Disengagement drives reduced productivity—organizations with engaged workers have 23 percent higher profit than those with disengaged workers. Workplace incivility is also increasing, which harms coworkers and customers alike. 

Support healing and recovery

Addressing burnout needs to be a priority. Teach people how to recognize the signs. More importantly, encourage people to rest and recharge, as it’s the only cure for burnout, and many people are unable to help themselves.

This backlog in our well-being needs to be addressed and won’t get better on its own. It’s important to take your vacations and encourage others to do the same. Some organizations are even incentivizing vacations, especially for their top talent. 

Remind people of the available access to therapy through your benefits program. Consider offering grief counseling, as many people are still processing the loss of loved ones. Dial up your wellness offerings and make sure you speak about them often. Mindfulness is especially powerful in helping people with stress, anxiety and depression. Find ways to weave conversations about these resources in hiring, onboarding, training, project launches and one-on-one and all-hands meetings. 
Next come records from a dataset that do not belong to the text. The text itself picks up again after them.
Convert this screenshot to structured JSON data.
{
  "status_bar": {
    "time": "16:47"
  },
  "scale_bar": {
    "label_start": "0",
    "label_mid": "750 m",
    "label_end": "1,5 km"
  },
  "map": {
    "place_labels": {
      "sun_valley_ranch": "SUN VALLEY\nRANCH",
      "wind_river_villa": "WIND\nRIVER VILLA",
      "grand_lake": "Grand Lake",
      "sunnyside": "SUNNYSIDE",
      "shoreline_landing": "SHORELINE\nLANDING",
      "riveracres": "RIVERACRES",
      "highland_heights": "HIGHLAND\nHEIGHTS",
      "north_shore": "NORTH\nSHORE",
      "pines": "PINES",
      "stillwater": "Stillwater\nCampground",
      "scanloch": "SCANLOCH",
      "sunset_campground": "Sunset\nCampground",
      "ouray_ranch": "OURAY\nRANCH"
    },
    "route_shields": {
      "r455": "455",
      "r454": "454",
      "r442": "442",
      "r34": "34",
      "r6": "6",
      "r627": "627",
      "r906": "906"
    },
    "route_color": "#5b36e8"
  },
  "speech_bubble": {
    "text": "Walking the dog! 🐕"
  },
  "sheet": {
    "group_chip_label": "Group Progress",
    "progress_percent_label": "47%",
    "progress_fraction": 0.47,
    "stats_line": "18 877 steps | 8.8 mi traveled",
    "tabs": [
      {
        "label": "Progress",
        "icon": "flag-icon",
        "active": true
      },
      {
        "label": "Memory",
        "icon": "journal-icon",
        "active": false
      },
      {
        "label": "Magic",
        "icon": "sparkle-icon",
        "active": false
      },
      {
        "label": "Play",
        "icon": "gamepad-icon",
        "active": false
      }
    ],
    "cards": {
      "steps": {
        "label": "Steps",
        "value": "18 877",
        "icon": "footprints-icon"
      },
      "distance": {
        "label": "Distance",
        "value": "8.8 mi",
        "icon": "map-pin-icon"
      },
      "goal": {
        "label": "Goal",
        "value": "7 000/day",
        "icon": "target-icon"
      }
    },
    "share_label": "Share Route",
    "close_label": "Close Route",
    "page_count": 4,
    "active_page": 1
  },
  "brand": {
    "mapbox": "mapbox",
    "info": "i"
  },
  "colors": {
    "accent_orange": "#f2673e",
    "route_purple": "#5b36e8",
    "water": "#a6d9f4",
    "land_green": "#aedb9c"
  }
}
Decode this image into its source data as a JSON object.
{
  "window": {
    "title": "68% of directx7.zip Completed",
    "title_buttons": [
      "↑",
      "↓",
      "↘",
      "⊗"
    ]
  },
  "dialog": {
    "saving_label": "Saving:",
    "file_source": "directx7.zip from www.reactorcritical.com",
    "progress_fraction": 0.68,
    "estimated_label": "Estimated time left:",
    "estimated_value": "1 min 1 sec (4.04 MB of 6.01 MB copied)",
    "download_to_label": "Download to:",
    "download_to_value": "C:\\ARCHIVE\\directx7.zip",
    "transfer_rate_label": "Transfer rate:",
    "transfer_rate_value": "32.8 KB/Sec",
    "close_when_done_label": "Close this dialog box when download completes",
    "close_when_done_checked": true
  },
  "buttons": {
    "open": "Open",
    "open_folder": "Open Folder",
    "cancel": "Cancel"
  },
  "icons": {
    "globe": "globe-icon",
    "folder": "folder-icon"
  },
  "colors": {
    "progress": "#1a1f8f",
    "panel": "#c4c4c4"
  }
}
Play is also essential to self-care, but is something working adults often deny themselves. Research shows that play is critical for our psychological and physical well-being. Consider this quote from play theorist Brian Sutton-Smith: “The opposite of play is not work. It’s depression.” Play is also how we heal from burnout because it sends a strong signal to our biology that we are safer now, helping the amygdala stand down from its hypervigilance. 

All of us need to start doing the activities that brought us joy before the lockdowns. The problem is that burnout makes them seem less appealing now, so we might say “no” when we really need to lean into them, knowing that joy will return with time. Consider how you can facilitate play and fun within your organization. 

Invest in training your managers

Gallup’s State of the Global Workplace: 2022 Report found that the most significant source of burnout was “unfair treatment at work” followed by an unmanageable workload, unclear communication from managers, lack of manager support and unreasonable time pressure.” 

Great managers recognize their people’s contributions and help them learn and grow. And most critical of all, they make their people feel truly cared about. Gallup found that this is what contributed to people thriving at work, something that 21 percent of workers experience. 

The organization states, “95 percent of people who are thriving at work report being treated with respect all day and 87 percent report smiling and laughing a lot.” Thriving employees are more resilient, experiencing half the rate of stress, worry and pain as their disengaged coworkers. 

Managers account for 70 percent of the variance in employee engagement, so invest in providing training. It will more than pay for itself, increasing productivity and retention and reducing absenteeism and health care costs. 

While the worst of the pandemic is behind us, we must tend to our workforce to help them fully bounce back. Only then will our organizations be able to reach their fullest potential and be ready for whatever the future brings.